Partitioning of Algorithms for Distributed Computation
When designing embedded systems it is vital to determine the required computing power in advance. With nowadays micro-controllers, signal processors and programmable logic usually the main problem is not to get sufficient processing capability, but to choose the appropriate computing platform. The majority of embedded systems do not operate in an isolated stand-alone environment, but rather communicate and interact with others. This holds true for a system scale, where for example multiple IoT sensors unite themselves, as well as on intra device scale, where a general purpose controller teams up with digital signal processors (DSP) for wireless communication and data acquisition. Within this paper a method to analyse the data flow and processing needs of arbitrary algorithms is described. Such an analysis is one of the initial steps required in order to distribute the various processing tasks to the components within a system. In order to do so an algorithm described in a high level language (such as C++/C) is transformed in a generalized intermediate representation (LLVM IR) by use of a standard compilation flow (clang). Based on the intermediate representation the algorithm can be dynamically analysed by means of executing an instrumented binary, in addition to a purely static analysis. By combining the results of the dynamic and static analysis the data flow as well as the control flow graph can be extracted. Further the paper describes the challenges which occur when extracting the computational effort and amount of data out of the analysis data. Examples for such challenges are: Dealing with aspects of the single static assignment form of the intermediate language in presence of loop constructs (phi-nodes). Handling of code sequences that do not contribute to the algorithm itself, such as calling subroutines with the required parameter passing. Decomposing of data access to aggregate structures (arrays). With these techniques applied the impact of the compilers optimization level can be minimized. The goal is to achieve similar results whether or not the compiler performs aggressive function inlining or not. Finally a proof of concept tool has been implemented, which is able to automatically process an C++ application, identifies the function to be analysed, runs the static and dynamic analysis and generates a combined data- and control-flow graph. With this graph a reasonable metric of the computational effort, as well as the required processing data for each part of the algorithm can be calculated. This provides the required quantitative data material for formulating a suitable system partitioning. Such a partition might be on macroscopic scale, like partitioning computation between a web server and an (resource limited) embedded client with constrained data flow in between, or on microscopic scale, like a general purpose CPU paired with a DSP.

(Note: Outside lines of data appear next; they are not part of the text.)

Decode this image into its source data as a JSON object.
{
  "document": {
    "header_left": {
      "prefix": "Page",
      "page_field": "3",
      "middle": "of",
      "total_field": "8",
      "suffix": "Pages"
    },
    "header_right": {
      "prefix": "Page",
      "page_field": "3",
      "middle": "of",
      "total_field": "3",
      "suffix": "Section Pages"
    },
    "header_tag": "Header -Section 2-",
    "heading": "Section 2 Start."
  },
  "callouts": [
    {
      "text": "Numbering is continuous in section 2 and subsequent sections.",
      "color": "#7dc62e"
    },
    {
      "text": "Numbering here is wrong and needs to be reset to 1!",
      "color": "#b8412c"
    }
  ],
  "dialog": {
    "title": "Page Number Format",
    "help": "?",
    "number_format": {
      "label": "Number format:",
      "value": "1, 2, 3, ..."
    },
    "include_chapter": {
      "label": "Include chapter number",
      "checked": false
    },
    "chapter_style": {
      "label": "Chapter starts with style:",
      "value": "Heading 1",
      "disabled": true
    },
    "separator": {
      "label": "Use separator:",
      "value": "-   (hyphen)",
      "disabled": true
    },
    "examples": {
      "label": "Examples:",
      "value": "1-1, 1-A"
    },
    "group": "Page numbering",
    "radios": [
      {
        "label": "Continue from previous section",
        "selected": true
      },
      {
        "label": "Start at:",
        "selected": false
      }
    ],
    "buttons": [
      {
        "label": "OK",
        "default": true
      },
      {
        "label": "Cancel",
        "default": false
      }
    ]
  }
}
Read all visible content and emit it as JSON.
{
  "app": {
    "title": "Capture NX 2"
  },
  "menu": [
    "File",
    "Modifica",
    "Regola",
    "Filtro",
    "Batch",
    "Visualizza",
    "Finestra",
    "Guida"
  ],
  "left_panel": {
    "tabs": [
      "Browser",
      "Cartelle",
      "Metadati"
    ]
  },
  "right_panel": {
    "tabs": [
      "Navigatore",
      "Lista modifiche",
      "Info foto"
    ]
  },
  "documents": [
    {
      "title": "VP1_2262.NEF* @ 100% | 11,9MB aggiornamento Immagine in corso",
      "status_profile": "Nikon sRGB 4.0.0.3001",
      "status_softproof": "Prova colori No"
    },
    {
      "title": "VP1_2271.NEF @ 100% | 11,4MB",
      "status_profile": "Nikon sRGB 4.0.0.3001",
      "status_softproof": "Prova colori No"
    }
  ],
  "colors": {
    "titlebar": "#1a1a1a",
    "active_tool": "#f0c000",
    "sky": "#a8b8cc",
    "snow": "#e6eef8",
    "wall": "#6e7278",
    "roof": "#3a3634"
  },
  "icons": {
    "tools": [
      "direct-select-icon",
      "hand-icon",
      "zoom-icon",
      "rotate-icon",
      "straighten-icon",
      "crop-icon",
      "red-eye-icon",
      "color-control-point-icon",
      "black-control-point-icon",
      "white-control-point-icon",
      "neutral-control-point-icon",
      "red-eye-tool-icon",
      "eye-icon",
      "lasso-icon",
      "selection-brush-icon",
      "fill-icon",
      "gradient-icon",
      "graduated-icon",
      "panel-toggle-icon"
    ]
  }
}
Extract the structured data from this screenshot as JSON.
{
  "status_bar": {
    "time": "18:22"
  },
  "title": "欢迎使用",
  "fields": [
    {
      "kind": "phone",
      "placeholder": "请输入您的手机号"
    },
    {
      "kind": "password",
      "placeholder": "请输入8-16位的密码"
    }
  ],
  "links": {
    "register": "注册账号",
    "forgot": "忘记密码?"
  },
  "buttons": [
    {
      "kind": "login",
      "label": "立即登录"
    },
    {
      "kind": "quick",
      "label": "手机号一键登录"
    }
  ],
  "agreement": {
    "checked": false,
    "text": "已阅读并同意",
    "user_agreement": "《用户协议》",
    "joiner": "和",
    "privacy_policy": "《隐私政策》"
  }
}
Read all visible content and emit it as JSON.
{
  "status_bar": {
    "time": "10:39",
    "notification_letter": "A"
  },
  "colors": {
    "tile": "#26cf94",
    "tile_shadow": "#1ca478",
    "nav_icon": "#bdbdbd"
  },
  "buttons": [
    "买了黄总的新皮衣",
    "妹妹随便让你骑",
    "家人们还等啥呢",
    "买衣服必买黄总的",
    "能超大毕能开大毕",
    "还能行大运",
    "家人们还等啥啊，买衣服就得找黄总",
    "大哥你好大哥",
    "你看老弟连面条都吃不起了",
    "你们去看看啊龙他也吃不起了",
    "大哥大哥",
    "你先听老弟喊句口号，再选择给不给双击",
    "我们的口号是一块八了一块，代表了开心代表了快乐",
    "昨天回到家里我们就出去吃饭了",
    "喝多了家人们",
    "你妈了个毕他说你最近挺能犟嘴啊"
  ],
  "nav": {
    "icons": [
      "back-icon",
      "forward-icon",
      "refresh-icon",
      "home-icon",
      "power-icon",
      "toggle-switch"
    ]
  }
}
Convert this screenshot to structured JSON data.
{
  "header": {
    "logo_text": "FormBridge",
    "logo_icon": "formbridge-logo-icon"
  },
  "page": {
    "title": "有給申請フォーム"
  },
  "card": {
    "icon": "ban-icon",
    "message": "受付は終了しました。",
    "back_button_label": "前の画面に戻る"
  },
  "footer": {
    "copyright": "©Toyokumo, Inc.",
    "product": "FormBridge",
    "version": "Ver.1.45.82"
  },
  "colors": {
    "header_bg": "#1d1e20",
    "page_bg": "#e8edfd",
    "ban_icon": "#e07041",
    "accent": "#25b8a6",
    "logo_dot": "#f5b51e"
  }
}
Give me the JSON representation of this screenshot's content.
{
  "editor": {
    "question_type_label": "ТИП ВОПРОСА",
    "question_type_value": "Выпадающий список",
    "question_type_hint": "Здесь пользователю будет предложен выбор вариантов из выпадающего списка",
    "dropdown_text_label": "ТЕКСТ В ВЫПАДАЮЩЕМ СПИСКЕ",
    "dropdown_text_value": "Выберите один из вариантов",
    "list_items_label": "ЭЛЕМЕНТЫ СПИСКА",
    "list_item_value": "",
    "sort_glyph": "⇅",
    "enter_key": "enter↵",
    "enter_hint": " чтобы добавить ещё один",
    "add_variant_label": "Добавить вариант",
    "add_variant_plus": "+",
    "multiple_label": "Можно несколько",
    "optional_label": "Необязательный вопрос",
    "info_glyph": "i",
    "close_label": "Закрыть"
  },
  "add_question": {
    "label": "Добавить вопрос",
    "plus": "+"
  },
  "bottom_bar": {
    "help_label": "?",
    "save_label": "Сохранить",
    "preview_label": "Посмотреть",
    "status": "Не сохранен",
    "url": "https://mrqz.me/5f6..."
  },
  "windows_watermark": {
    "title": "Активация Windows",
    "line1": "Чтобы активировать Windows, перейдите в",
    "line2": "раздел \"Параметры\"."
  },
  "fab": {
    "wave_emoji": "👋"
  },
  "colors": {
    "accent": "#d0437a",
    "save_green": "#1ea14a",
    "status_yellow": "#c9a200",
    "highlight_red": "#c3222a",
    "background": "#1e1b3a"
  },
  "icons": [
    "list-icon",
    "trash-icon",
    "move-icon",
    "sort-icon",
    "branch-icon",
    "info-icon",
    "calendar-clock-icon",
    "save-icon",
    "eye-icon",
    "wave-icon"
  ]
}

--- Date: 01.03.2018 Time: 12:00 PM - 12:30 PM Location: Conference Counter NCC Ost